(Excerpts from an interface dataset)

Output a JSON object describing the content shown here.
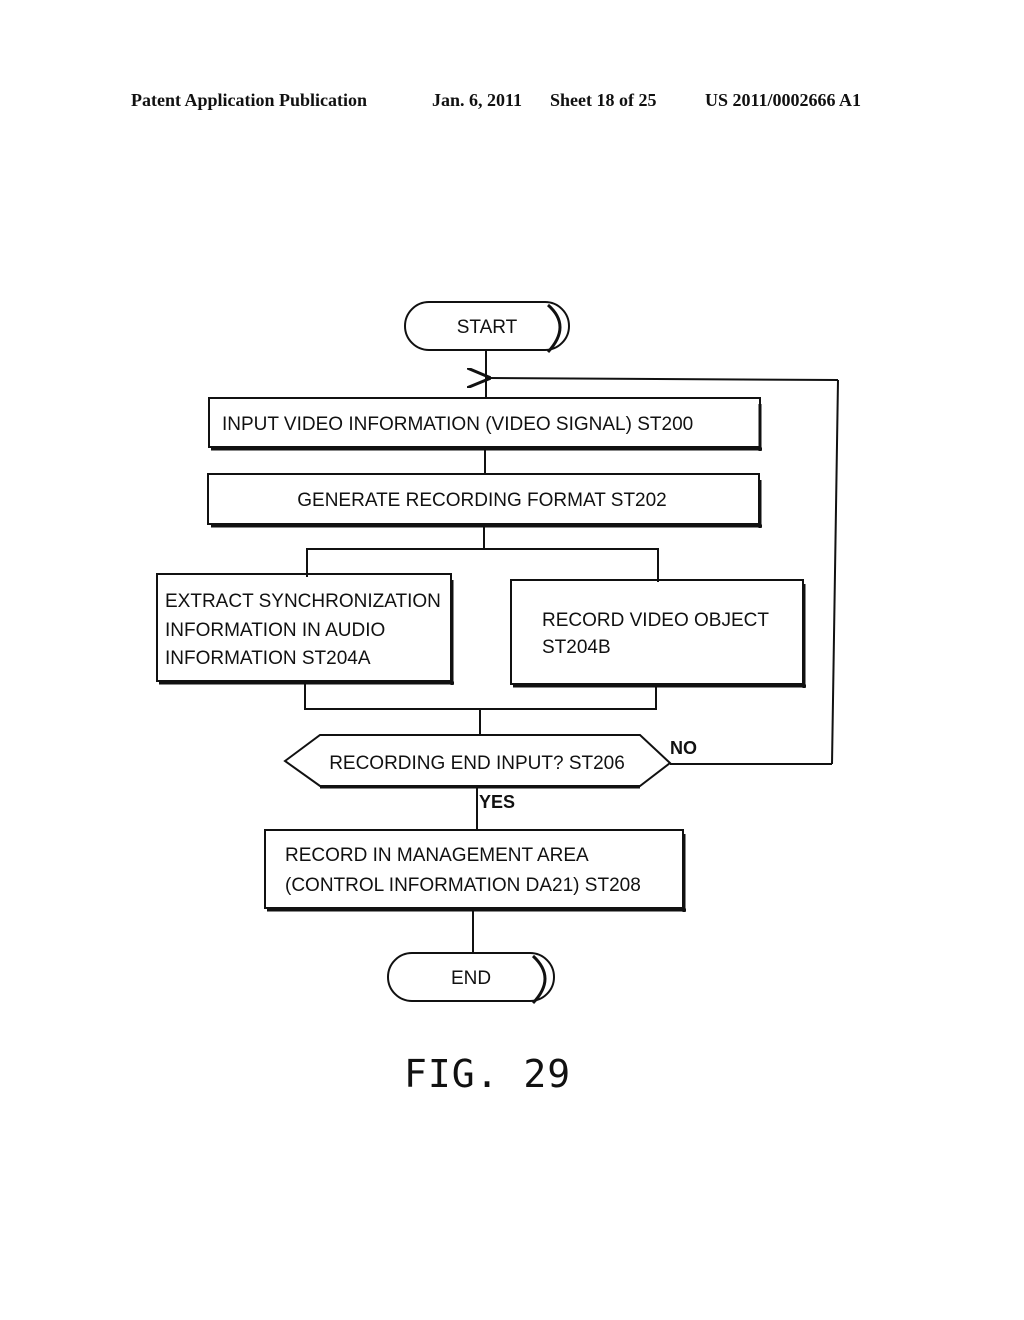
{
  "header": {
    "publication": "Patent Application Publication",
    "date": "Jan. 6, 2011",
    "sheet": "Sheet 18 of 25",
    "number": "US 2011/0002666 A1"
  },
  "flowchart": {
    "start": "START",
    "st200": "INPUT VIDEO INFORMATION (VIDEO SIGNAL) ST200",
    "st202": "GENERATE RECORDING FORMAT ST202",
    "st204a": [
      "EXTRACT SYNCHRONIZATION",
      "INFORMATION IN AUDIO",
      "INFORMATION ST204A"
    ],
    "st204b": [
      "RECORD VIDEO OBJECT",
      "ST204B"
    ],
    "st206": "RECORDING END INPUT? ST206",
    "no_label": "NO",
    "yes_label": "YES",
    "st208": [
      "RECORD IN MANAGEMENT AREA",
      "(CONTROL INFORMATION DA21) ST208"
    ],
    "end": "END"
  },
  "figure_label": "FIG. 29"
}
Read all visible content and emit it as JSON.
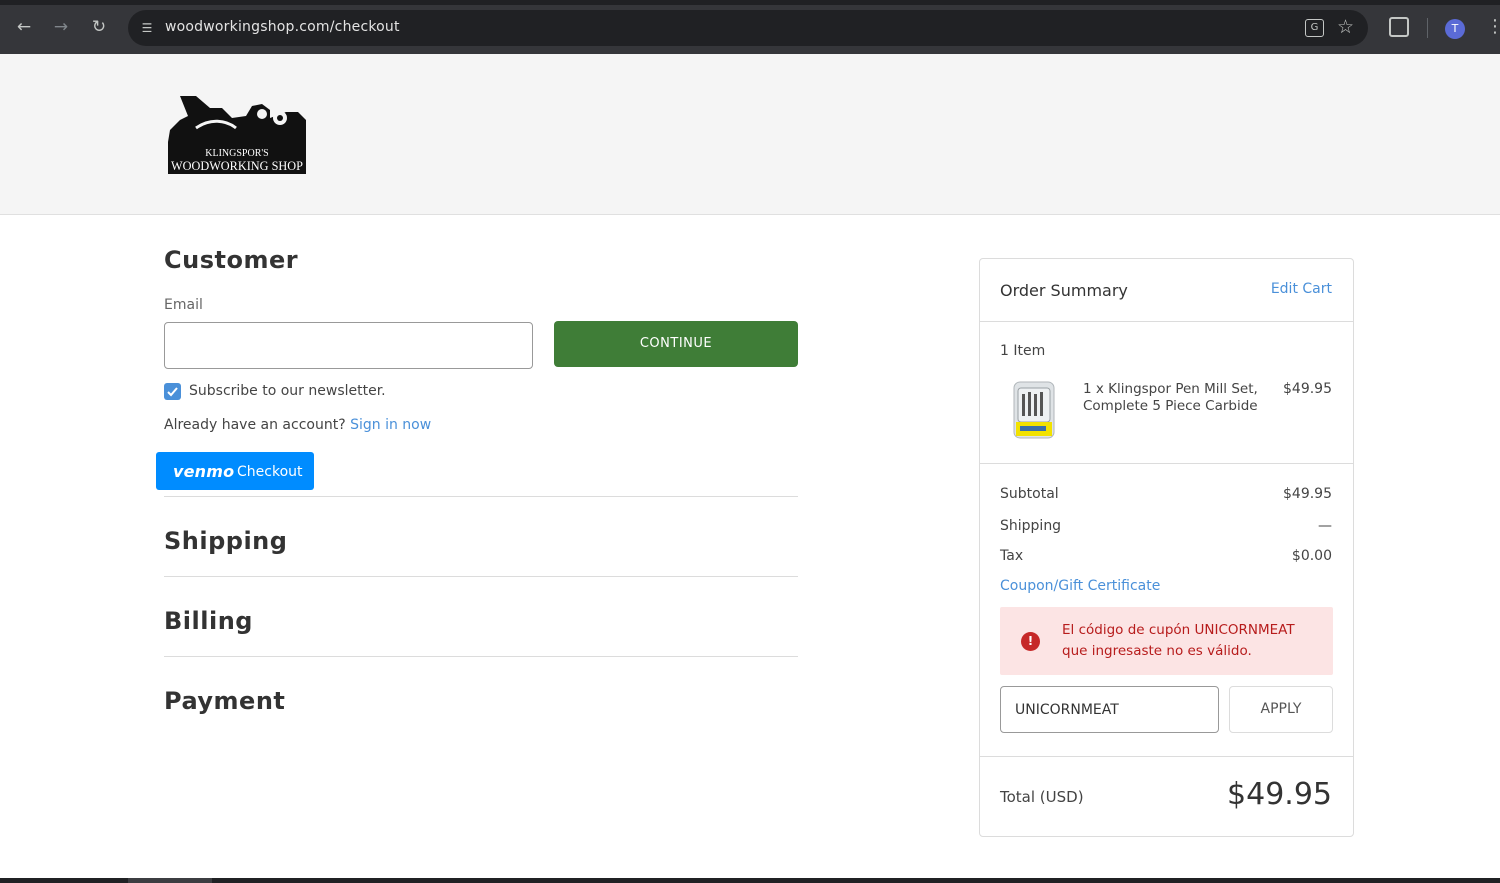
{
  "browser": {
    "url": "woodworkingshop.com/checkout",
    "back_icon": "arrow-left-icon",
    "forward_icon": "arrow-right-icon",
    "reload_icon": "reload-icon",
    "profile_initial": "T"
  },
  "header": {
    "logo_line1": "KLINGSPOR'S",
    "logo_line2": "WOODWORKING SHOP"
  },
  "customer": {
    "title": "Customer",
    "email_label": "Email",
    "email_value": "",
    "continue_label": "CONTINUE",
    "newsletter_label": "Subscribe to our newsletter.",
    "newsletter_checked": true,
    "account_prompt": "Already have an account?",
    "sign_in_label": "Sign in now",
    "venmo_logo": "venmo",
    "venmo_label": "Checkout"
  },
  "sections": {
    "shipping": "Shipping",
    "billing": "Billing",
    "payment": "Payment"
  },
  "summary": {
    "title": "Order Summary",
    "edit_cart": "Edit Cart",
    "item_count": "1 Item",
    "product_name": "1 x Klingspor Pen Mill Set, Complete 5 Piece Carbide",
    "product_price": "$49.95",
    "subtotal_label": "Subtotal",
    "subtotal_value": "$49.95",
    "shipping_label": "Shipping",
    "shipping_value": "—",
    "tax_label": "Tax",
    "tax_value": "$0.00",
    "coupon_link": "Coupon/Gift Certificate",
    "error_message": "El código de cupón UNICORNMEAT que ingresaste no es válido.",
    "coupon_value": "UNICORNMEAT",
    "apply_label": "APPLY",
    "total_label": "Total (USD)",
    "total_value": "$49.95"
  },
  "colors": {
    "accent_green": "#3f7d37",
    "link_blue": "#4a90d9",
    "venmo_blue": "#008cff",
    "error_red": "#b71c1c",
    "error_bg": "#fce4e4"
  }
}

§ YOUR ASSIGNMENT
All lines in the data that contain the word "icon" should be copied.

§ ANSWER TO THE PROBLEM
    "back_icon": "arrow-left-icon",
    "forward_icon": "arrow-right-icon",
    "reload_icon": "reload-icon",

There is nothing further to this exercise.